Asthma is a chronic respiratory disease characterised by bronchial obstruction and bronchospasm. The air passage of the asthmatic patients become narrow and swell and produce extra mucus which eventually leads to breathing problems and generates a sequence of coughing, wheezing, chest tightness and shortness of breath.
If you have asthma, you must be cautious regarding your diet as many food items can act as allergens and trigger asthma attack. On the other hand, many foods can help reduce inflammation and relive the symptoms of asthma.
What should you eat?
- Getting enough vitamin D help reduce the number of asthma attacks. Spending few minutes every day under natural sunlight allows for adequate vitamin D synthesis in the body. Diet sources for vitamin D are milk, dairy products, eggs, and fish.
- Intake of magnesium-rich foods, such as spinach, methi, dark chocolate and pumpkin seeds have been found to decrease asthma attacks as magnesium improves lung function and reduce wheezing. Intravenous magnesium is also sometimes used for treating acute asthma attacks.
- Dr. Vinny Joglekar, Dietician, Apollo clinic Indiranagar, Bengaluru strongly recommends fruits rich in beta-carotene for asthma patients as beta-carotenes relaxes airway smooth muscles and thus allows for smooth air passage. Sources include yellow/orange and green vegetables and fruit such as spinach, carrots, sweet potatoes, winter squash, mango, melon, cantaloupe, broccoli and apricots. A study in the Journal of Allergy and Clinical Immunology reported a better quality of life in women with asthma who consumed higher levels of beta carotene.
- Fruits with a high content of Vitamin C and E just like kiwi, oranges, Amla and lemons reduce the lung swelling and inflammation.
- Intake of foods rich in quercetin and rosmarinic acid has shown a reduction in asthma symptoms and flare-ups. Rich dietary sources include apples, yellow and red onions, cabbage, broccoli, red grapes, cherries, citrus fruits, tea, and many berries including raspberries, and cranberries. Culinary herbs such as rosemary, sage, marjoram, peppermint, oregano, lemon balm, and thyme are also good sources.

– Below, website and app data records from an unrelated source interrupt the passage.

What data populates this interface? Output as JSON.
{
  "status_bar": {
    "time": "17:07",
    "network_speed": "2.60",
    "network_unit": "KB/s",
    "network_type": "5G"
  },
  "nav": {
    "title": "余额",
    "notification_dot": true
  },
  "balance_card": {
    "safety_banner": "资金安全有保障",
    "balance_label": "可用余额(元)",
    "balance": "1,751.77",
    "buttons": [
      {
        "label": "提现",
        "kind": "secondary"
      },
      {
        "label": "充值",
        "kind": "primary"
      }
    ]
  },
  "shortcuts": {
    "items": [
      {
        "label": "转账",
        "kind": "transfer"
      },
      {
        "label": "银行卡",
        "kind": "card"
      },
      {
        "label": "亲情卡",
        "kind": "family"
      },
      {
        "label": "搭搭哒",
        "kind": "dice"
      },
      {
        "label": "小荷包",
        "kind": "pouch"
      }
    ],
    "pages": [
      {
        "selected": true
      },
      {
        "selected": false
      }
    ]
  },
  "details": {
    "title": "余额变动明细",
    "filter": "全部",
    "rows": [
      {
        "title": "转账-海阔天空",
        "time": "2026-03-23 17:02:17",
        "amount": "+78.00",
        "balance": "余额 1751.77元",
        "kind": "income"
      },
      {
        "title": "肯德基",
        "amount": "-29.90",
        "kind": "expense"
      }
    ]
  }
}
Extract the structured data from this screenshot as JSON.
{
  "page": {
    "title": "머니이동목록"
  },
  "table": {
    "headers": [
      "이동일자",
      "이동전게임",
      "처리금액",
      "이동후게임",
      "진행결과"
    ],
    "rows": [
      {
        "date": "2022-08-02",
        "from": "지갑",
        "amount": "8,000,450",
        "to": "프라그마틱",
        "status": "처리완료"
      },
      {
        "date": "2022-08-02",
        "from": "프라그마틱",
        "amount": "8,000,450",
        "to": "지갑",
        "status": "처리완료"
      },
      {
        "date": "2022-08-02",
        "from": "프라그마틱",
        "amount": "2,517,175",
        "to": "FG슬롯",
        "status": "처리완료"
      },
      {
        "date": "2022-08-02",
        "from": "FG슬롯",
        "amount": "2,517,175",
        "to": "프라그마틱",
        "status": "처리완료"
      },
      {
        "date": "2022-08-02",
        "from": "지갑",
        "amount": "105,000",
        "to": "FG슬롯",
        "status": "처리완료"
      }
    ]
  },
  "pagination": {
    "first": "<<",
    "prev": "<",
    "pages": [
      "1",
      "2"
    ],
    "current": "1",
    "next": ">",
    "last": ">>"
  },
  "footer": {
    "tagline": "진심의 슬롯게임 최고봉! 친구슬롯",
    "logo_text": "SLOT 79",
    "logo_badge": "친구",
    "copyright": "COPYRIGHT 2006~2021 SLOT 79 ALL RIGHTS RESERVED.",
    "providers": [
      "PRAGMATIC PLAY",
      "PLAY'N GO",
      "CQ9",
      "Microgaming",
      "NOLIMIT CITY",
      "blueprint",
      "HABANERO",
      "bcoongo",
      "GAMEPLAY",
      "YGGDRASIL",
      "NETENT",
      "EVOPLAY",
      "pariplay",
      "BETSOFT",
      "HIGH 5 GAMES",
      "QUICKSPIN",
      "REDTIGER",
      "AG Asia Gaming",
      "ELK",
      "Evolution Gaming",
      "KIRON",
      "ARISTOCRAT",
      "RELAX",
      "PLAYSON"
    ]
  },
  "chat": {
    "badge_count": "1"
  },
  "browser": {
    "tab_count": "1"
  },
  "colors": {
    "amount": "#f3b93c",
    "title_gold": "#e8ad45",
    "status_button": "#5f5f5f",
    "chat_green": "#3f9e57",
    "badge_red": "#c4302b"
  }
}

- Limit omega-6 fats as excess omega-6 fatty acids can increase inflammation in the body by producing inflammatory prostaglandins (type 2 prostaglandins). Omega-3 fatty acids, on the other hand, have anti-inflammatory effects. Canola oil contains an ideal ratio of omega-6s to omega-3s.
What should you avoid?
- High intake of salt is known to increase asthma attacks in children. So as far as possible, children should be discouraged to eat packed salty snacks and processed foods due to the excessive presence of salt in them.
- Foods containing artificial ingredients or sulphites as preservatives, such as wine, dried foods, pickles, bottled lemon and lime juice and frozen fish should be strictly avoided. They are known to aggravate asthma.
- Chemicals that may worsen asthma symptoms include benzoates, tartrazine and monosodium glutamate. Benzoates are antimicrobial preservatives that are used in various products, particularly soft drinks. Tartrazine is an artificial food colouring used in many processed foods such as canned vegetables, confectionery, soft drinks, sauces, chips, candy, cereals, instant soups, pasta, butter, cheeses and pickled products. Try to avoid these products.
- Other foods that may trigger asthma symptoms are foods that are difficult to digest and cause gas creating pressure on your diaphragm which can trigger an asthma attack. An example of such food items are beans, fermented foods, carbonated drinks, onions, garlic, and fried foods.
What foods are allergens for asthma patients?
Food allergies and intolerances are often known to worsen asthma symptoms. However, all asthma patients may not have allergy with these foods. A small population of asthma patients is allergic to milk and dairy foods. Eating dairy products may cause wheezing in such patients, necessitating replacement of dairy foods with other calcium sources. Another food item that can be associated with asthma symptoms is wheat, causing immediate wheat allergy. This causes instant symptoms, which may include rashes, wheezing, conjunctivitis, diarrhoea and a worsening of eczema. Allergy from nuts, including peanut and seeds like, sesame, sunflower and poppy, is one of the most common allergies in adults and children causing mild to severe conditions, including anaphylactic shock, which can be life-threatening. Other food allergens include egg, fish and shellfish and soy which is found in lots of processed foods.